● HOW TO COMPLETE THIS TASK
Copy out every record below, word for word.
(Beginning of PROVIDED INFORMATION)
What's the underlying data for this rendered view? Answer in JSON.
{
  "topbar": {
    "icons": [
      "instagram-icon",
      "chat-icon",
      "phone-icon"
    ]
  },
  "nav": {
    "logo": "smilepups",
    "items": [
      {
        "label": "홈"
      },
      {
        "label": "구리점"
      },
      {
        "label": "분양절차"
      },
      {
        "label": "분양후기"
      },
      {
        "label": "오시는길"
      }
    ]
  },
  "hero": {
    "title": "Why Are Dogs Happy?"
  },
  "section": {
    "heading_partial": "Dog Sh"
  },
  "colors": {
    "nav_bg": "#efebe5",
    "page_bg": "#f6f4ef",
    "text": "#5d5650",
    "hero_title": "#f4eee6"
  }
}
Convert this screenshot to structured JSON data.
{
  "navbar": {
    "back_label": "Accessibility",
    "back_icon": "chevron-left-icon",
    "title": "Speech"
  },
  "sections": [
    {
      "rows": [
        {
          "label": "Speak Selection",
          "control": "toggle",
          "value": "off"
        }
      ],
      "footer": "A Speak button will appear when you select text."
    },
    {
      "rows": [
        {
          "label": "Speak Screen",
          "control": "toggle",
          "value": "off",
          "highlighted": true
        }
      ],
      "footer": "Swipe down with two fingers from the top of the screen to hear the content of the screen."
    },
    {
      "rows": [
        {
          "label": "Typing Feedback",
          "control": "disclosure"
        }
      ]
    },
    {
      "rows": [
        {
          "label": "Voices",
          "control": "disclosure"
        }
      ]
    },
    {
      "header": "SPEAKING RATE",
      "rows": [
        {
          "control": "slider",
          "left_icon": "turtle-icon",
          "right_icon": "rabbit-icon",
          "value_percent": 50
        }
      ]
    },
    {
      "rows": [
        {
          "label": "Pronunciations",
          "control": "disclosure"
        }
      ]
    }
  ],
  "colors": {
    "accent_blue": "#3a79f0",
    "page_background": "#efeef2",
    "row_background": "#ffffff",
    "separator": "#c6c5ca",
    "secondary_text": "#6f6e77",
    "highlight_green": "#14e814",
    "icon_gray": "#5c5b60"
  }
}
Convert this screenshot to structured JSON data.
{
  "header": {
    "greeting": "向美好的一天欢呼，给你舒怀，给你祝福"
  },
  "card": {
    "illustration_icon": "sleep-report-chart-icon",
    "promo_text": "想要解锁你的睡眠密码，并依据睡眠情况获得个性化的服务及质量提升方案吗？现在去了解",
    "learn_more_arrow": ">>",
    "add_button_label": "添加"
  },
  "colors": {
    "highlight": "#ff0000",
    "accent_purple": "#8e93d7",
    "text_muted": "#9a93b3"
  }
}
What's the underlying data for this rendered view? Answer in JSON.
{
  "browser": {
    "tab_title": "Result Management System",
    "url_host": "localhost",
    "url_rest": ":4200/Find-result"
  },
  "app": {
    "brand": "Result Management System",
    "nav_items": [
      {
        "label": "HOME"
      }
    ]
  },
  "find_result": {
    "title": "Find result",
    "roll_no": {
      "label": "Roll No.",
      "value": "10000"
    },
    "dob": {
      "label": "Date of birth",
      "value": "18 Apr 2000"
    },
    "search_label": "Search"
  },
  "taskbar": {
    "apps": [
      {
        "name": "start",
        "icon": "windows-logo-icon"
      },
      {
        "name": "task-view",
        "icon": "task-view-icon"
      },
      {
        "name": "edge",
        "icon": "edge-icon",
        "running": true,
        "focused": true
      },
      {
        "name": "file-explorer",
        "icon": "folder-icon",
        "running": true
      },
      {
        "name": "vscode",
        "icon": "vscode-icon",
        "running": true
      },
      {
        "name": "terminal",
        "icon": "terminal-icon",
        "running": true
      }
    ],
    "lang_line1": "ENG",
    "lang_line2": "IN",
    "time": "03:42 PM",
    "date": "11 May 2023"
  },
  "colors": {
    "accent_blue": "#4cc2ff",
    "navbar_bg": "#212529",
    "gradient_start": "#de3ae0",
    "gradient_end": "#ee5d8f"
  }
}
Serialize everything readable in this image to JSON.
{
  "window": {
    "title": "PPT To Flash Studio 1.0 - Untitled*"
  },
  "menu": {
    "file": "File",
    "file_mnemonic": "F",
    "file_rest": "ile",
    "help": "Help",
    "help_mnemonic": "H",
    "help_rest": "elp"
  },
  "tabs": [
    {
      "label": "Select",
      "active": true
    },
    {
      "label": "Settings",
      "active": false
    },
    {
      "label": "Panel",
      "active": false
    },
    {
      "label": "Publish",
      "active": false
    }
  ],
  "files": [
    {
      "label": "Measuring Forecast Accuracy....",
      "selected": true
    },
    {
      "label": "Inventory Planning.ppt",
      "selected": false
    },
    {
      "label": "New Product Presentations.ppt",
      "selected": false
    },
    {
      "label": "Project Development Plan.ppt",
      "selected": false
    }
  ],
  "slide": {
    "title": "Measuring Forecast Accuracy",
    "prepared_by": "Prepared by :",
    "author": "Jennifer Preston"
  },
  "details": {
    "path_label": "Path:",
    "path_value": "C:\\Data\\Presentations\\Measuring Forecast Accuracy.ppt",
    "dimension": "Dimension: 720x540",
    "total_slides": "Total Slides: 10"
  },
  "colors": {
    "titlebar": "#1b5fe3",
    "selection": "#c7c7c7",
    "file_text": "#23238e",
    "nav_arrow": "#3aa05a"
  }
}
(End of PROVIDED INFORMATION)
● SOLUTION FOR THIS EXERCISE
What's the underlying data for this rendered view? Answer in JSON.
{
  "topbar": {
    "icons": [
      "instagram-icon",
      "chat-icon",
      "phone-icon"
    ]
  },
  "nav": {
    "logo": "smilepups",
    "items": [
      {
        "label": "홈"
      },
      {
        "label": "구리점"
      },
      {
        "label": "분양절차"
      },
      {
        "label": "분양후기"
      },
      {
        "label": "오시는길"
      }
    ]
  },
  "hero": {
    "title": "Why Are Dogs Happy?"
  },
  "section": {
    "heading_partial": "Dog Sh"
  },
  "colors": {
    "nav_bg": "#efebe5",
    "page_bg": "#f6f4ef",
    "text": "#5d5650",
    "hero_title": "#f4eee6"
  }
}
Convert this screenshot to structured JSON data.
{
  "navbar": {
    "back_label": "Accessibility",
    "back_icon": "chevron-left-icon",
    "title": "Speech"
  },
  "sections": [
    {
      "rows": [
        {
          "label": "Speak Selection",
          "control": "toggle",
          "value": "off"
        }
      ],
      "footer": "A Speak button will appear when you select text."
    },
    {
      "rows": [
        {
          "label": "Speak Screen",
          "control": "toggle",
          "value": "off",
          "highlighted": true
        }
      ],
      "footer": "Swipe down with two fingers from the top of the screen to hear the content of the screen."
    },
    {
      "rows": [
        {
          "label": "Typing Feedback",
          "control": "disclosure"
        }
      ]
    },
    {
      "rows": [
        {
          "label": "Voices",
          "control": "disclosure"
        }
      ]
    },
    {
      "header": "SPEAKING RATE",
      "rows": [
        {
          "control": "slider",
          "left_icon": "turtle-icon",
          "right_icon": "rabbit-icon",
          "value_percent": 50
        }
      ]
    },
    {
      "rows": [
        {
          "label": "Pronunciations",
          "control": "disclosure"
        }
      ]
    }
  ],
  "colors": {
    "accent_blue": "#3a79f0",
    "page_background": "#efeef2",
    "row_background": "#ffffff",
    "separator": "#c6c5ca",
    "secondary_text": "#6f6e77",
    "highlight_green": "#14e814",
    "icon_gray": "#5c5b60"
  }
}
Convert this screenshot to structured JSON data.
{
  "header": {
    "greeting": "向美好的一天欢呼，给你舒怀，给你祝福"
  },
  "card": {
    "illustration_icon": "sleep-report-chart-icon",
    "promo_text": "想要解锁你的睡眠密码，并依据睡眠情况获得个性化的服务及质量提升方案吗？现在去了解",
    "learn_more_arrow": ">>",
    "add_button_label": "添加"
  },
  "colors": {
    "highlight": "#ff0000",
    "accent_purple": "#8e93d7",
    "text_muted": "#9a93b3"
  }
}
What's the underlying data for this rendered view? Answer in JSON.
{
  "browser": {
    "tab_title": "Result Management System",
    "url_host": "localhost",
    "url_rest": ":4200/Find-result"
  },
  "app": {
    "brand": "Result Management System",
    "nav_items": [
      {
        "label": "HOME"
      }
    ]
  },
  "find_result": {
    "title": "Find result",
    "roll_no": {
      "label": "Roll No.",
      "value": "10000"
    },
    "dob": {
      "label": "Date of birth",
      "value": "18 Apr 2000"
    },
    "search_label": "Search"
  },
  "taskbar": {
    "apps": [
      {
        "name": "start",
        "icon": "windows-logo-icon"
      },
      {
        "name": "task-view",
        "icon": "task-view-icon"
      },
      {
        "name": "edge",
        "icon": "edge-icon",
        "running": true,
        "focused": true
      },
      {
        "name": "file-explorer",
        "icon": "folder-icon",
        "running": true
      },
      {
        "name": "vscode",
        "icon": "vscode-icon",
        "running": true
      },
      {
        "name": "terminal",
        "icon": "terminal-icon",
        "running": true
      }
    ],
    "lang_line1": "ENG",
    "lang_line2": "IN",
    "time": "03:42 PM",
    "date": "11 May 2023"
  },
  "colors": {
    "accent_blue": "#4cc2ff",
    "navbar_bg": "#212529",
    "gradient_start": "#de3ae0",
    "gradient_end": "#ee5d8f"
  }
}
Serialize everything readable in this image to JSON.
{
  "window": {
    "title": "PPT To Flash Studio 1.0 - Untitled*"
  },
  "menu": {
    "file": "File",
    "file_mnemonic": "F",
    "file_rest": "ile",
    "help": "Help",
    "help_mnemonic": "H",
    "help_rest": "elp"
  },
  "tabs": [
    {
      "label": "Select",
      "active": true
    },
    {
      "label": "Settings",
      "active": false
    },
    {
      "label": "Panel",
      "active": false
    },
    {
      "label": "Publish",
      "active": false
    }
  ],
  "files": [
    {
      "label": "Measuring Forecast Accuracy....",
      "selected": true
    },
    {
      "label": "Inventory Planning.ppt",
      "selected": false
    },
    {
      "label": "New Product Presentations.ppt",
      "selected": false
    },
    {
      "label": "Project Development Plan.ppt",
      "selected": false
    }
  ],
  "slide": {
    "title": "Measuring Forecast Accuracy",
    "prepared_by": "Prepared by :",
    "author": "Jennifer Preston"
  },
  "details": {
    "path_label": "Path:",
    "path_value": "C:\\Data\\Presentations\\Measuring Forecast Accuracy.ppt",
    "dimension": "Dimension: 720x540",
    "total_slides": "Total Slides: 10"
  },
  "colors": {
    "titlebar": "#1b5fe3",
    "selection": "#c7c7c7",
    "file_text": "#23238e",
    "nav_arrow": "#3aa05a"
  }
}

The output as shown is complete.